The Impact of Pets on Mental Health and Work Productivity
Recent studies show that more than 20% of the United States’ workforce is now working from home, and up to 30% could be working from home, multiple days per year, by the end of 2021. Today, this means that where you used to get a sense of community from going into the office, you now must find over virtual meetings and conference calls.
One way to adjust to this new normal and make your new home office a little less lonely is to share the space with a pet. While you can’t bounce your ideas off of them, there are many benefits to working from home with a pet by your side.
Studies have shown that pets can be used as emotional support to reduce stress, anxiety, and depression. Some of the ways that they do this are by encouraging exercise and easing loneliness. Studies have also shown that people with dogs tend to have lower blood pressure. Having an animal as a loving companion will drop cortisol levels and raise oxytocin and dopamine levels in your brain.

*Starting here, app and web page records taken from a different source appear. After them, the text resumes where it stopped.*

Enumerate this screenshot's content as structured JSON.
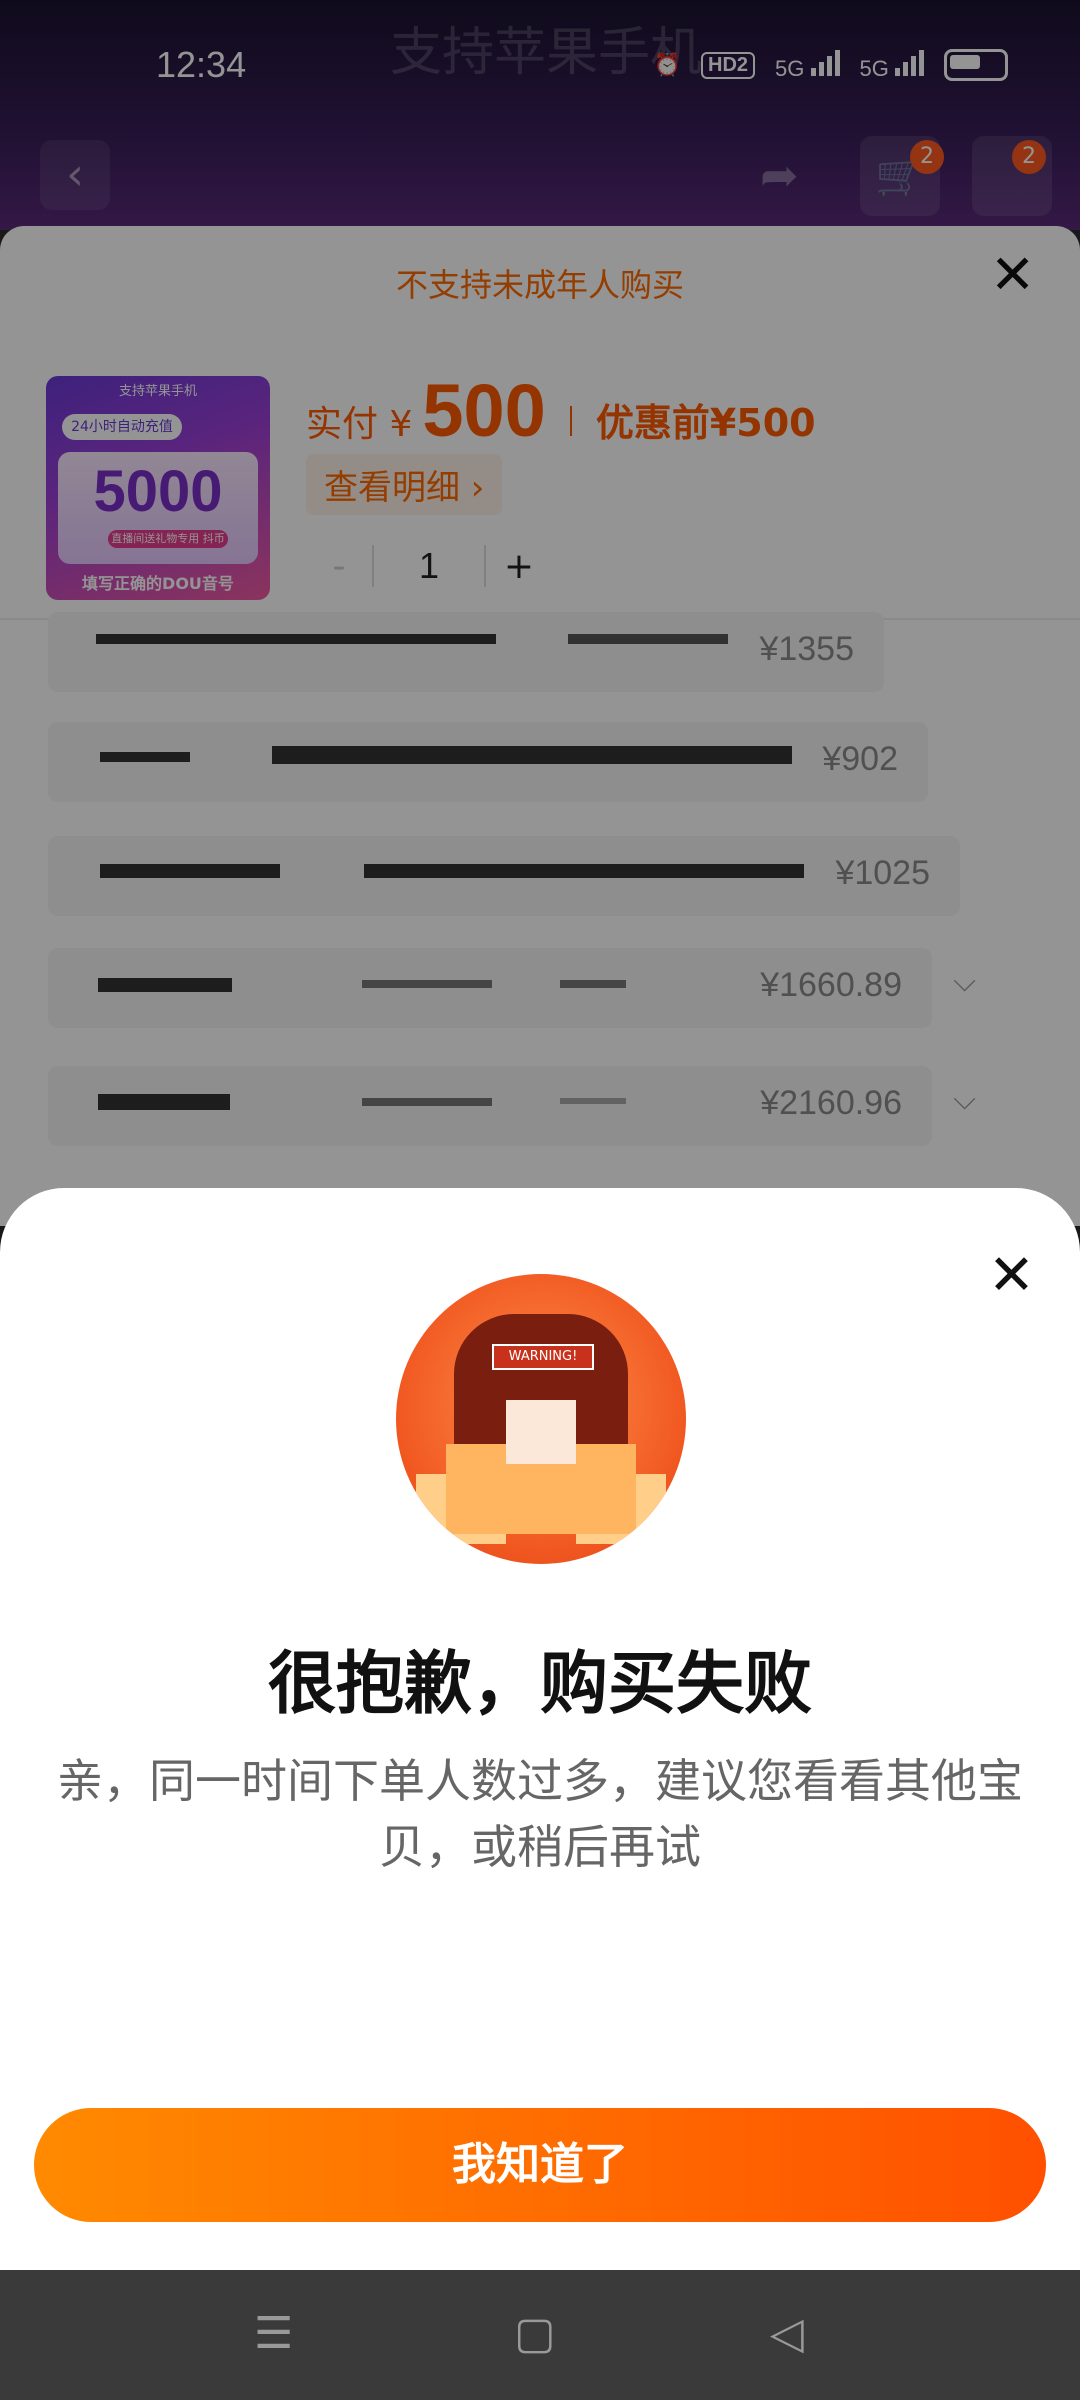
{
  "status_bar": {
    "time": "12:34",
    "hd_label": "HD2",
    "net1": "5G",
    "net2": "5G"
  },
  "background": {
    "faint_title": "支持苹果手机"
  },
  "nav": {
    "cart_badge": "2",
    "more_badge": "2"
  },
  "purchase_sheet": {
    "notice": "不支持未成年人购买",
    "thumbnail": {
      "top_text": "支持苹果手机",
      "pill_text": "24小时自动充值",
      "amount": "5000",
      "tag_text": "直播间送礼物专用 抖币",
      "footer": "填写正确的DOU音号"
    },
    "price_label": "实付 ¥",
    "price_value": "500",
    "pre_discount": "优惠前¥500",
    "detail_link": "查看明细 ›",
    "quantity": {
      "minus": "-",
      "value": "1",
      "plus": "+"
    },
    "options": [
      {
        "price": "¥1355"
      },
      {
        "price": "¥902"
      },
      {
        "price": "¥1025"
      },
      {
        "price": "¥1660.89"
      },
      {
        "price": "¥2160.96"
      }
    ]
  },
  "error_modal": {
    "illustration_sign": "WARNING!",
    "title": "很抱歉，购买失败",
    "message": "亲，同一时间下单人数过多，建议您看看其他宝贝，或稍后再试",
    "button": "我知道了"
  },
  "system_nav": {
    "menu": "☰",
    "home": "▢",
    "back": "◁"
  }
}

I think it goes without saying that when your mental health in a good place, you will do better at your job. You will be able to be more productive, clear-headed, and focussed when you are in a good headspace. Also, if you choose to bring them to sit in on a virtual zoom meeting, it can help elevate the mood of your team, and bring something to bond over.
Now let’s get into work stress. According to stress.org and Wrike’s, in 2019, 94% of American workers report experiencing stress at their workplace. Around 23% of them described their stress levels as high, while 6% said their levels of stress were unreasonably high.
How can we use these mood-boosting companions to help with this problem?
According to adaa.org, in a recent survey of pet owners, 74% of pet owners reported mental health improvements from pet ownership, and 75% of pet owners reported a friend's or family member's mental health has improved because of the pets in their lives.
We all know that work can be stressful, not to mention all of the added stress that’s come with the year 2020. We’re facing extreme isolation, changes in both work life and home life, financial stress, political and societal distress, and the list goes on and on. While it may seem like everything around you is working to force your mental health into a decline, remember to focus your energy on the things that WILL improve your health. And if you don’t have a pet at home to work with, maybe it’s time that you consider getting one. 2020 may just be your year for that.
The Rivvly Team